RECORDS PROVIDED Block Start

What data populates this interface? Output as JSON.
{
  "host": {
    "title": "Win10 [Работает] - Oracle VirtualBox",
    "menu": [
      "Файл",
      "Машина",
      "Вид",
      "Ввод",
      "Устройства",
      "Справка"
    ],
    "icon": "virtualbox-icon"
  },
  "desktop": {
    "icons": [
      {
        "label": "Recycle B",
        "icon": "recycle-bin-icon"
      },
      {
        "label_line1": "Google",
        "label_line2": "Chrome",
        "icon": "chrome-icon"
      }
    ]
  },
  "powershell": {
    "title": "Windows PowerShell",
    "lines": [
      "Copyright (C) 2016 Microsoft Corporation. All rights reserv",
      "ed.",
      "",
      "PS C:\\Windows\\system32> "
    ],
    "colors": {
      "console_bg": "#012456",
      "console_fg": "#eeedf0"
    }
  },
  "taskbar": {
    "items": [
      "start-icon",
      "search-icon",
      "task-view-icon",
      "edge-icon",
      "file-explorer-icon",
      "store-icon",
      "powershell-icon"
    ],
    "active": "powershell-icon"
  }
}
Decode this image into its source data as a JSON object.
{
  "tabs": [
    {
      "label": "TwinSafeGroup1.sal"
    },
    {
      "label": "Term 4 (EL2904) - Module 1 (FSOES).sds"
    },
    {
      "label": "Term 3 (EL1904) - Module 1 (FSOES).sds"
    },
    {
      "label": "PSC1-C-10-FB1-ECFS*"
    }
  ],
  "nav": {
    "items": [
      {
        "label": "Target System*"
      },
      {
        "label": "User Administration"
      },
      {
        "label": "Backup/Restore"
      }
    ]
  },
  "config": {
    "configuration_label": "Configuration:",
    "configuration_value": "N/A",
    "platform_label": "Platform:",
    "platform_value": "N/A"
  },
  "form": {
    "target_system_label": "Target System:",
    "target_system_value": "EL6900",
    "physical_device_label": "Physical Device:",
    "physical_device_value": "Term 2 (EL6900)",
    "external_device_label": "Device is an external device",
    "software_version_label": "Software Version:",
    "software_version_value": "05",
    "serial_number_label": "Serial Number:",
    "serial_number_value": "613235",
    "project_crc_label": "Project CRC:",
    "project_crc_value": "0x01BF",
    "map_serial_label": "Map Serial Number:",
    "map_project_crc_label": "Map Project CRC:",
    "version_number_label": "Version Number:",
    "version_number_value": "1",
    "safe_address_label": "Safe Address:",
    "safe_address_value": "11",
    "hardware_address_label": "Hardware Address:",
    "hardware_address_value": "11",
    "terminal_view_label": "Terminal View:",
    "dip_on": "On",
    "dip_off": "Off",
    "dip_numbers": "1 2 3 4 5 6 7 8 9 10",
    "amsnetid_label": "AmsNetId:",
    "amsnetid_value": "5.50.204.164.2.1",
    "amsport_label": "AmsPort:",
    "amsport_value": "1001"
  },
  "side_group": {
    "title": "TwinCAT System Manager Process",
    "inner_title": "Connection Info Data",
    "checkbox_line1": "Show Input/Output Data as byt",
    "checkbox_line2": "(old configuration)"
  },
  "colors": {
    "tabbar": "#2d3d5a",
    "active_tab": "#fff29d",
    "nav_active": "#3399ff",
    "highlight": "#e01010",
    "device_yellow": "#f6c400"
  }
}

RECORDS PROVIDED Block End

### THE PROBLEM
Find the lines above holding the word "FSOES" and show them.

### EXPECTED ANSWER
      "label": "Term 4 (EL2904) - Module 1 (FSOES).sds"
      "label": "Term 3 (EL1904) - Module 1 (FSOES).sds"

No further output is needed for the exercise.